Scientists said Friday that they have developed an optical film that enables displays to show autostereoscopic 3D images.
A Seoul National University (SNU) team said arrays of Lucius microprisms can be used to get an effect similar to the one created by viewing images through 3D glasses. The 3D images are displayed at wider angles than present 3D TVs that rely on glasses. However, the
film does not ease current consumer complaints of dizziness because in order for people to believe they are seeing three dimensional images on a flat screen, the right and left eyes must see different pictures that are then rearranged by the human brain, teh researchers said.
The researchers demonstrated that an optically asymmetric structure can be exploited to guide light with directionality. A Lucius prism array has two distinct properties: the directional transmission of light and the disproportionation of light intensity. These allow the illumination of objects only in desired directions. Set up as an array, the Lucius prism can function as an autostereoscopic three-dimensional display.
Commercial production of the film can begin almost immediately, although it would take some time in order to be optimized for use in TVs, the researchers added.
"If consumer electronic manufacturers such as Samsung Electronics Co. and LG Electronics Inc. wanted to use the technology, they should be able to make 3D products that do not need glasses within a year," commented Char Kook-heon, who led the research and is a professor at SNU's school of chemical and biological engineering.

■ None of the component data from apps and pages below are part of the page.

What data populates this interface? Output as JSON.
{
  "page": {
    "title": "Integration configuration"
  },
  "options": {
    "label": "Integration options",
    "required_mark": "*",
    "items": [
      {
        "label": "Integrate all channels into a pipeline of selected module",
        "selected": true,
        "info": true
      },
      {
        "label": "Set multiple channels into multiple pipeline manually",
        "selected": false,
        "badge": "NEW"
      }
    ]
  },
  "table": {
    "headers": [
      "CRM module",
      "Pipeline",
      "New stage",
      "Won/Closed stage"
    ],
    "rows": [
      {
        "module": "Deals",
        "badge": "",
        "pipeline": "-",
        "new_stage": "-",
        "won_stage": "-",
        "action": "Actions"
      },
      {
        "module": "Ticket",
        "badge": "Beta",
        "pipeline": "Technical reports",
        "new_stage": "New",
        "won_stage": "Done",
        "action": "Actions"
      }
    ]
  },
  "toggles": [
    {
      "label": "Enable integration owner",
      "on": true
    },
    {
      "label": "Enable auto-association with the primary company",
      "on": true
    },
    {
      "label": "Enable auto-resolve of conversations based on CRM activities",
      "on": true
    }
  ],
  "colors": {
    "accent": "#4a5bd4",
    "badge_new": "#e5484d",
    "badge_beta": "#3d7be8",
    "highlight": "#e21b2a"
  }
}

The discovery was published in the latest online issue of Nature Communications.